Identity Management in A “Cloud First” World
We’re living in a digitally-driven society whereby users require access on-demand. They want to pull up information and sign in to systems no matter their location. The majority of companies understand this is the new standard. However, it’s also necessary for them to create a balance between these needs, on the one hand, and security challenges and requirements, on the other.
Computer hackers and other cybercriminals also know businesses support employees and other users remotely and so make every attempt toward exploiting enterprise identity systems. In doing so, they may compromise a legitimate user’s credentials and, ultimately, gain access to the company’s operations. Companies will find that this is one of the most common ways cybercriminals will attack. For example, according to a study conducted at the University of Maryland's Clark School, the hacker rate on computers with Internet access occurs, on average, every thirty-nine seconds.
IT professionals face serious challenges keeping remote access secure. It’s the IT team’s responsibility to meet the requirements of a wide variety of users across many different applications. It isn’t uncommon for access permissions to change or experience modifications daily due to various scenarios.
For example, a new user is going through the hiring phases. During their onboarding process, they need IT to provision access. During that time, other users are leaving the organization. These individuals may be departing due to sudden terminations or because they were planning their retirement. Either way, IT must revoke their access and permissions. Under other circumstances, a user’s role may experience changes because they’re transferring or receiving a promotion. These individuals also need updates to their access rights. In doing so, IT is ensuring they’re reflecting the employee’s new position while simultaneously eliminating any permissions they no longer need.
IT teams must implement a variety of cloud and on-premises applications to meet these continuous demands. To achieve that, they’ll also require the use of flexible and responsive solutions for identity and access management. IAM (access and identity) products are responsible for handling access rights for a variety of categories of employees, as well as other users. These individuals are using a wide range of devices for accessing different systems, workloads, and data. Integration with access control systems must occur with a variety of existing, as well as future systems. The process allows users to access information on-demand no matter its storage location.
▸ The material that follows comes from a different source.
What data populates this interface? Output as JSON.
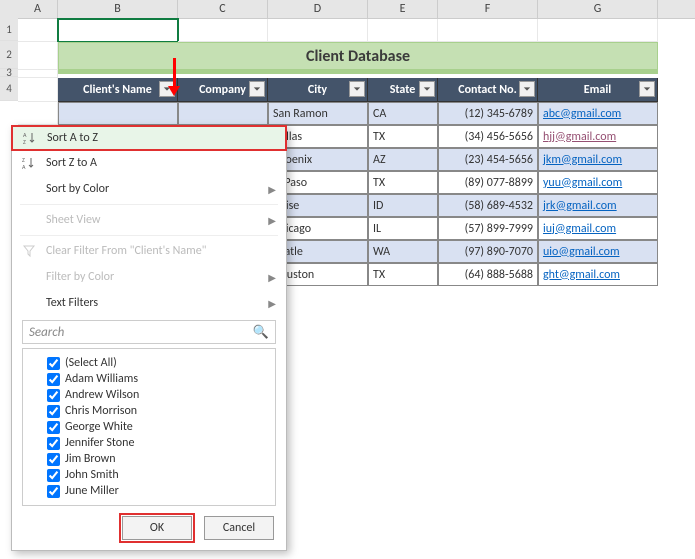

Identity and access management issues aren’t the new challenges that IT teams face. A traditional network perimeter now no longer contains all of a business’s data. While network security will always depend on the use of intrusion prevention systems and firewall protection, because they must also protect information beyond their traditional network perimeter, organizations are unable to wholly depend on them. As a consequence, there are significant risks to using cloud computing and mobile devices. Because these technologies are spreading data across a much broader area, there is a daunting challenge of protecting a company’s information.
How Does IAM Play an Important Role?
Before we look at the important role that IAM plays in IT security, let’s look at its definition. IAM (identity and access management) defines and manages the access privileges and roles of each network user, as well as their circumstances, in which administers grant or deny privileges. The process incorporates three key concepts: identity, authentication, and authorization. In combination, the three of these processes ensure that specific users receive appropriate access to allow them to complete their jobs. These concepts also prevent those without permission from gaining access to sensitive information and resources.
Under most circumstances, accessing data or a system requires a user to claim their identity by entering their username into a system. An authentication process that the program completes will verify this identity claim. Passwords or other basic knowledge-based techniques may be part of the authentication process. However, more advanced technologies, including token-based or biometric authentication, may be in place. Following the user’s successful completion of authentication, the IAM system must undergo the authorization process to move forward. Proving a user’s identity isn’t sufficient for gaining access. The system must ensure users are performing actions that are within the scope of their permissions.
Unless IT professionals have a centralized approach to IAM, they would be responsible for managing the authentication and authorization across a significant amount of diverse technological landscapes. These landscapes support a wide range of company functions. Some of these functions include meeting internal requirements, while others are face-to-face customer interactions. Security professionals make two things their priority to work effectively in such environments when managing IAM solutions. First, they must understand the business operations. Next, it’s critical they know the ways IT systems enable those operations in conjunction with levels of access.
When organizations effectively use IAM solutions, it helps them ensure they’re facilitating efficient and secure access to technological resources. In doing so, they’re also delivering the following three critical benefits:
Data Security Improvements
IT professionals have a consistent method for managing user access through the consolidation of authentication and authorization into a single, functional platform. Each time a user leaves a company, administrators in the IT department can revoke access using the IAM solution. In doing so, they can feel confident the revocation immediately occurs throughout every system integrated within the IAM platform.
Security Cost Reduction
Administrators can perform their work more effectively using a single AIM platform for managing all user access. Under some circumstances, security teams may face some additional upfront work as they integrate the new system. However, once the IAM platform integration is complete, they’ll save money dedicating time to the management of its use.
SSO (single sign-on) technology is one of the many benefits users will receive through the use of accessing a centralized platform.This technology helps limit the number of security system interactions and also increases a user’s success regarding legitimate attempts toward accessing resources.
In combination, these three benefits of the IAM platform will significantly improve organizations’ management of secure access through the use of centralized identity system.